## Assignment
Each line from the one containing "Convert this screenshot" to the end of the data must be copied exactly, the first and last included; no other lines and no pictures belong in the copy.

Records drawn from a dataset:
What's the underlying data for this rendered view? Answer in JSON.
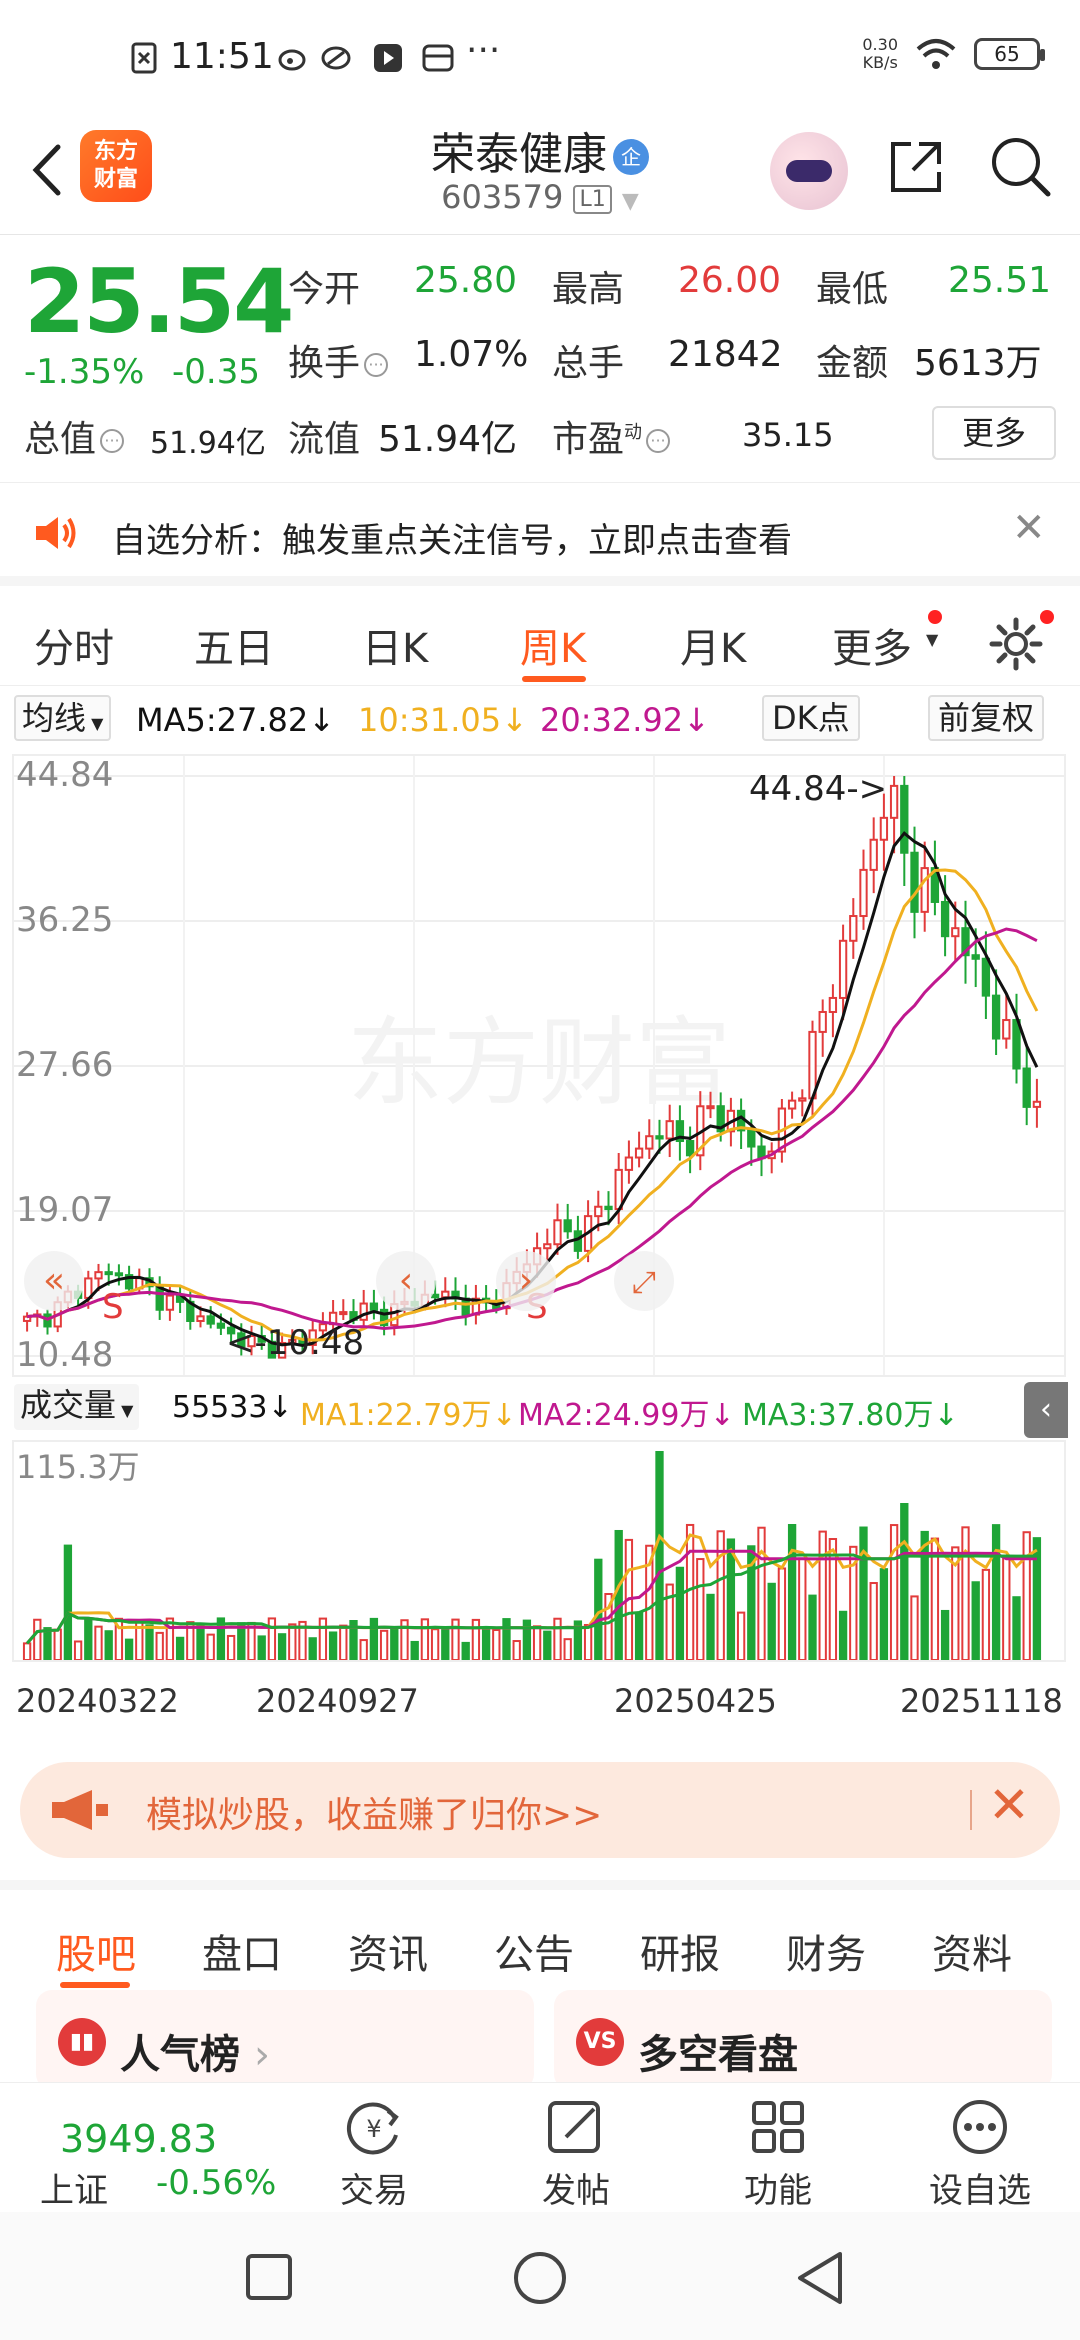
{
  "status_bar": {
    "time": "11:51",
    "net_speed_value": "0.30",
    "net_speed_unit": "KB/s",
    "battery": "65"
  },
  "header": {
    "logo_line1": "东方",
    "logo_line2": "财富",
    "stock_name": "荣泰健康",
    "enterprise_badge": "企",
    "stock_code": "603579",
    "level_badge": "L1"
  },
  "quote": {
    "price": "25.54",
    "change_pct": "-1.35%",
    "change_amt": "-0.35",
    "open_label": "今开",
    "open": "25.80",
    "high_label": "最高",
    "high": "26.00",
    "low_label": "最低",
    "low": "25.51",
    "turnover_label": "换手",
    "turnover": "1.07%",
    "volume_label": "总手",
    "volume": "21842",
    "amount_label": "金额",
    "amount": "5613万",
    "total_cap_label": "总值",
    "total_cap": "51.94亿",
    "float_cap_label": "流值",
    "float_cap": "51.94亿",
    "pe_label": "市盈",
    "pe_sup": "动",
    "pe": "35.15",
    "more": "更多"
  },
  "notice": {
    "text": "自选分析：触发重点关注信号，立即点击查看"
  },
  "ktabs": {
    "items": [
      "分时",
      "五日",
      "日K",
      "周K",
      "月K",
      "更多"
    ],
    "active": "周K"
  },
  "ma_legend": {
    "selector": "均线",
    "ma5": "MA5:27.82",
    "ma10": "10:31.05",
    "ma20": "20:32.92",
    "dk": "DK点",
    "adjust": "前复权"
  },
  "price_axis": [
    "44.84",
    "36.25",
    "27.66",
    "19.07",
    "10.48"
  ],
  "annotations": {
    "high": "44.84->",
    "low": "<-10.48",
    "sell_marker": "S"
  },
  "volume_legend": {
    "selector": "成交量",
    "vol": "55533",
    "ma1": "MA1:22.79万",
    "ma2": "MA2:24.99万",
    "ma3": "MA3:37.80万",
    "axis_max": "115.3万"
  },
  "dates": [
    "20240322",
    "20240927",
    "20250425",
    "20251118"
  ],
  "promo": {
    "text": "模拟炒股，收益赚了归你>>"
  },
  "bottom_tabs": {
    "items": [
      "股吧",
      "盘口",
      "资讯",
      "公告",
      "研报",
      "财务",
      "资料"
    ],
    "active": "股吧"
  },
  "cards": {
    "left": "人气榜",
    "right": "多空看盘",
    "right_badge": "VS"
  },
  "bottom_nav": {
    "index_value": "3949.83",
    "index_name": "上证",
    "index_change": "-0.56%",
    "items": [
      "交易",
      "发帖",
      "功能",
      "设自选"
    ]
  },
  "colors": {
    "up": "#e23b3b",
    "down": "#1ea537",
    "accent": "#ff5a1f",
    "ma5": "#111111",
    "ma10": "#f0b020",
    "ma20": "#c0188f"
  },
  "chart_data": {
    "type": "candlestick",
    "title": "",
    "ylim": [
      10.48,
      44.84
    ],
    "weekly_close_approx": [
      12.5,
      13.0,
      14.5,
      15.5,
      15.0,
      14.2,
      13.4,
      12.6,
      11.8,
      11.2,
      10.9,
      11.5,
      12.8,
      13.2,
      12.9,
      13.5,
      14.2,
      13.8,
      13.2,
      14.5,
      16.5,
      18.0,
      17.5,
      20.0,
      22.5,
      24.0,
      23.0,
      25.0,
      24.5,
      22.0,
      24.5,
      28.0,
      33.0,
      38.0,
      44.0,
      39.0,
      37.0,
      35.0,
      32.0,
      28.0,
      25.54
    ],
    "ma5_last": 27.82,
    "ma10_last": 31.05,
    "ma20_last": 32.92
  }
}
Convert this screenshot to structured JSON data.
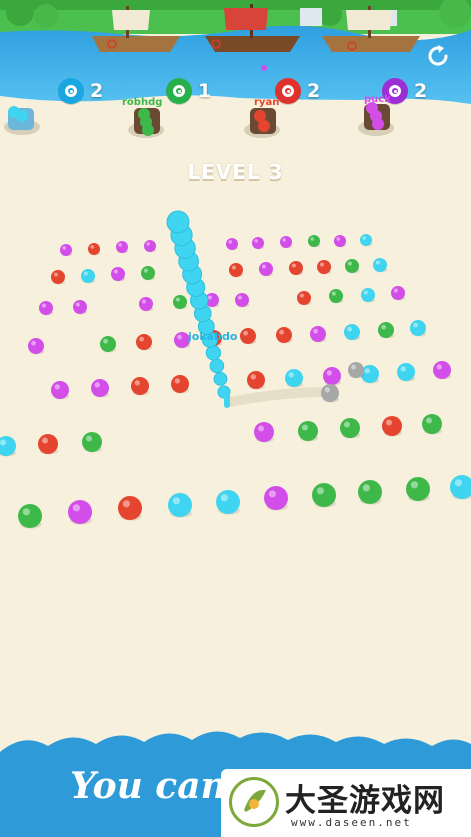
{
  "hud": {
    "scores": [
      {
        "team": "cyan",
        "color": "#1aa6e0",
        "value": "2"
      },
      {
        "team": "green",
        "color": "#27b04b",
        "value": "1"
      },
      {
        "team": "red",
        "color": "#e0322c",
        "value": "2"
      },
      {
        "team": "purple",
        "color": "#9b2fd6",
        "value": "2"
      }
    ],
    "restart_icon": "restart-icon"
  },
  "level": {
    "label": "LEVEL 3"
  },
  "player": {
    "name": "jokabdo",
    "color": "#3fd4ef"
  },
  "cannons": [
    {
      "team": "cyan",
      "name": ""
    },
    {
      "team": "green",
      "name": "robhdg"
    },
    {
      "team": "red",
      "name": "ryan"
    },
    {
      "team": "purple",
      "name": "puck"
    }
  ],
  "colors": {
    "sea": "#3da9e6",
    "sand": "#f6f0dc",
    "grass": "#4cc04f",
    "cyan": "#3fd4ef",
    "green": "#3fb84a",
    "red": "#e5442e",
    "purple": "#d34ee9",
    "gray": "#a7a7a7",
    "banner": "#2e9ad8"
  },
  "footer": {
    "slogan": "You can..."
  },
  "watermark": {
    "site_name": "大圣游戏网",
    "url": "www.daseen.net"
  }
}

## Result for this exercise
Convert this screenshot to structured JSON data.
{
  "hud": {
    "scores": [
      {
        "team": "cyan",
        "color": "#1aa6e0",
        "value": "2"
      },
      {
        "team": "green",
        "color": "#27b04b",
        "value": "1"
      },
      {
        "team": "red",
        "color": "#e0322c",
        "value": "2"
      },
      {
        "team": "purple",
        "color": "#9b2fd6",
        "value": "2"
      }
    ],
    "restart_icon": "restart-icon"
  },
  "level": {
    "label": "LEVEL 3"
  },
  "player": {
    "name": "jokabdo",
    "color": "#3fd4ef"
  },
  "cannons": [
    {
      "team": "cyan",
      "name": ""
    },
    {
      "team": "green",
      "name": "robhdg"
    },
    {
      "team": "red",
      "name": "ryan"
    },
    {
      "team": "purple",
      "name": "puck"
    }
  ],
  "colors": {
    "sea": "#3da9e6",
    "sand": "#f6f0dc",
    "grass": "#4cc04f",
    "cyan": "#3fd4ef",
    "green": "#3fb84a",
    "red": "#e5442e",
    "purple": "#d34ee9",
    "gray": "#a7a7a7",
    "banner": "#2e9ad8"
  },
  "footer": {
    "slogan": "You can..."
  },
  "watermark": {
    "site_name": "大圣游戏网",
    "url": "www.daseen.net"
  }
}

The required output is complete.